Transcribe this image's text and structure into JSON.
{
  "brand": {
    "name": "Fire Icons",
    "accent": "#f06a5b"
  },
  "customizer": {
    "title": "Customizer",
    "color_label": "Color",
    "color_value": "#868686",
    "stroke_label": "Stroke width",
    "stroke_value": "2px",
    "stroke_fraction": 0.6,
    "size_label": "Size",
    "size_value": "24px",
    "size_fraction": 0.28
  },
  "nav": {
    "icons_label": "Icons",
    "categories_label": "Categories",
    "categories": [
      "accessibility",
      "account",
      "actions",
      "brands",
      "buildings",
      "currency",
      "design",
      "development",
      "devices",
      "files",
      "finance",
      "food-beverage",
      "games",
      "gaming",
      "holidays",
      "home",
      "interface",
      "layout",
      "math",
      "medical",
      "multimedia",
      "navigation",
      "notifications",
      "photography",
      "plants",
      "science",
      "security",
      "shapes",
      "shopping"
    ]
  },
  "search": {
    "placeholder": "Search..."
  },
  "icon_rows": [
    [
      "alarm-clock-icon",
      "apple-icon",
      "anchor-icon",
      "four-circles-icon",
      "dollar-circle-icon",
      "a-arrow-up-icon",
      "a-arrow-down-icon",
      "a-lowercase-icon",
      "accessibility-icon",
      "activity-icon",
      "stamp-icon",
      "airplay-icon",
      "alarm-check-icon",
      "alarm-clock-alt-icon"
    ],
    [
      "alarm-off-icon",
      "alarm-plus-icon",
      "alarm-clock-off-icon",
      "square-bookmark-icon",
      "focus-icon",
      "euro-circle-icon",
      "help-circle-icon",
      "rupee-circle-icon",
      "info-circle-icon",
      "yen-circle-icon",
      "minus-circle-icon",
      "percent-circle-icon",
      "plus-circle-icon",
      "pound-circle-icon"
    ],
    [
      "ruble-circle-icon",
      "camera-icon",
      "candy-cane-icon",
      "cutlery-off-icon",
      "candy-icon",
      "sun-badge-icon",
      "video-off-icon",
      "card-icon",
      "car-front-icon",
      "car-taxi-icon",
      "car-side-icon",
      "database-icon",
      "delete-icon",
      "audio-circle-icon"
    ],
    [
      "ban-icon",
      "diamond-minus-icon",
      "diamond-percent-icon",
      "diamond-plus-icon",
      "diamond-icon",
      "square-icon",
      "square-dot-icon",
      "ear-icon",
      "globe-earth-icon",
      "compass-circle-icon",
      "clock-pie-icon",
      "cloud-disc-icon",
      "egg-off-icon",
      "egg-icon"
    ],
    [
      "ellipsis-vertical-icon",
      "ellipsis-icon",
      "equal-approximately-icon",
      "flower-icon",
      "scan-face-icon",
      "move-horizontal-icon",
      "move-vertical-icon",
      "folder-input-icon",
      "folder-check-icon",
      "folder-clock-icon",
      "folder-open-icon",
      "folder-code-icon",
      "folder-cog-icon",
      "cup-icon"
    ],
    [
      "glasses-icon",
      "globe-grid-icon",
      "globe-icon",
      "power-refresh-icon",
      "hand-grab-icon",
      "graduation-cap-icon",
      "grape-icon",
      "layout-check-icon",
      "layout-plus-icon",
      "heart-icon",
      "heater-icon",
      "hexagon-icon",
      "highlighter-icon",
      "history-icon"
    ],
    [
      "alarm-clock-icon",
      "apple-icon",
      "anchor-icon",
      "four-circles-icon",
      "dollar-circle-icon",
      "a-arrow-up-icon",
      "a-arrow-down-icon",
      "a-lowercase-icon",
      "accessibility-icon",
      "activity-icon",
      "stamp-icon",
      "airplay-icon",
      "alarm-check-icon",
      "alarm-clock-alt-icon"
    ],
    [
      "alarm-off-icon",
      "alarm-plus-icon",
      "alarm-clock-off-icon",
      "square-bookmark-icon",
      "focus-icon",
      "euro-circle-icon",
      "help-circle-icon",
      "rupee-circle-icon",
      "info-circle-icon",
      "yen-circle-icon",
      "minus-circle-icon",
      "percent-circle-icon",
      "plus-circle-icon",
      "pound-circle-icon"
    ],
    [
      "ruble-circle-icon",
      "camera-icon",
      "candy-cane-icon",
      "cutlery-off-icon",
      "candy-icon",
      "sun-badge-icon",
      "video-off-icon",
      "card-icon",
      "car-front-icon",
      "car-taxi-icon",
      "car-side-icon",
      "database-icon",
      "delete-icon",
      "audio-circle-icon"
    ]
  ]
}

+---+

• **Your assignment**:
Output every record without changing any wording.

• **Task answer**:
Transcribe this image's text and structure into JSON.
{
  "brand": {
    "name": "Fire Icons",
    "accent": "#f06a5b"
  },
  "customizer": {
    "title": "Customizer",
    "color_label": "Color",
    "color_value": "#868686",
    "stroke_label": "Stroke width",
    "stroke_value": "2px",
    "stroke_fraction": 0.6,
    "size_label": "Size",
    "size_value": "24px",
    "size_fraction": 0.28
  },
  "nav": {
    "icons_label": "Icons",
    "categories_label": "Categories",
    "categories": [
      "accessibility",
      "account",
      "actions",
      "brands",
      "buildings",
      "currency",
      "design",
      "development",
      "devices",
      "files",
      "finance",
      "food-beverage",
      "games",
      "gaming",
      "holidays",
      "home",
      "interface",
      "layout",
      "math",
      "medical",
      "multimedia",
      "navigation",
      "notifications",
      "photography",
      "plants",
      "science",
      "security",
      "shapes",
      "shopping"
    ]
  },
  "search": {
    "placeholder": "Search..."
  },
  "icon_rows": [
    [
      "alarm-clock-icon",
      "apple-icon",
      "anchor-icon",
      "four-circles-icon",
      "dollar-circle-icon",
      "a-arrow-up-icon",
      "a-arrow-down-icon",
      "a-lowercase-icon",
      "accessibility-icon",
      "activity-icon",
      "stamp-icon",
      "airplay-icon",
      "alarm-check-icon",
      "alarm-clock-alt-icon"
    ],
    [
      "alarm-off-icon",
      "alarm-plus-icon",
      "alarm-clock-off-icon",
      "square-bookmark-icon",
      "focus-icon",
      "euro-circle-icon",
      "help-circle-icon",
      "rupee-circle-icon",
      "info-circle-icon",
      "yen-circle-icon",
      "minus-circle-icon",
      "percent-circle-icon",
      "plus-circle-icon",
      "pound-circle-icon"
    ],
    [
      "ruble-circle-icon",
      "camera-icon",
      "candy-cane-icon",
      "cutlery-off-icon",
      "candy-icon",
      "sun-badge-icon",
      "video-off-icon",
      "card-icon",
      "car-front-icon",
      "car-taxi-icon",
      "car-side-icon",
      "database-icon",
      "delete-icon",
      "audio-circle-icon"
    ],
    [
      "ban-icon",
      "diamond-minus-icon",
      "diamond-percent-icon",
      "diamond-plus-icon",
      "diamond-icon",
      "square-icon",
      "square-dot-icon",
      "ear-icon",
      "globe-earth-icon",
      "compass-circle-icon",
      "clock-pie-icon",
      "cloud-disc-icon",
      "egg-off-icon",
      "egg-icon"
    ],
    [
      "ellipsis-vertical-icon",
      "ellipsis-icon",
      "equal-approximately-icon",
      "flower-icon",
      "scan-face-icon",
      "move-horizontal-icon",
      "move-vertical-icon",
      "folder-input-icon",
      "folder-check-icon",
      "folder-clock-icon",
      "folder-open-icon",
      "folder-code-icon",
      "folder-cog-icon",
      "cup-icon"
    ],
    [
      "glasses-icon",
      "globe-grid-icon",
      "globe-icon",
      "power-refresh-icon",
      "hand-grab-icon",
      "graduation-cap-icon",
      "grape-icon",
      "layout-check-icon",
      "layout-plus-icon",
      "heart-icon",
      "heater-icon",
      "hexagon-icon",
      "highlighter-icon",
      "history-icon"
    ],
    [
      "alarm-clock-icon",
      "apple-icon",
      "anchor-icon",
      "four-circles-icon",
      "dollar-circle-icon",
      "a-arrow-up-icon",
      "a-arrow-down-icon",
      "a-lowercase-icon",
      "accessibility-icon",
      "activity-icon",
      "stamp-icon",
      "airplay-icon",
      "alarm-check-icon",
      "alarm-clock-alt-icon"
    ],
    [
      "alarm-off-icon",
      "alarm-plus-icon",
      "alarm-clock-off-icon",
      "square-bookmark-icon",
      "focus-icon",
      "euro-circle-icon",
      "help-circle-icon",
      "rupee-circle-icon",
      "info-circle-icon",
      "yen-circle-icon",
      "minus-circle-icon",
      "percent-circle-icon",
      "plus-circle-icon",
      "pound-circle-icon"
    ],
    [
      "ruble-circle-icon",
      "camera-icon",
      "candy-cane-icon",
      "cutlery-off-icon",
      "candy-icon",
      "sun-badge-icon",
      "video-off-icon",
      "card-icon",
      "car-front-icon",
      "car-taxi-icon",
      "car-side-icon",
      "database-icon",
      "delete-icon",
      "audio-circle-icon"
    ]
  ]
}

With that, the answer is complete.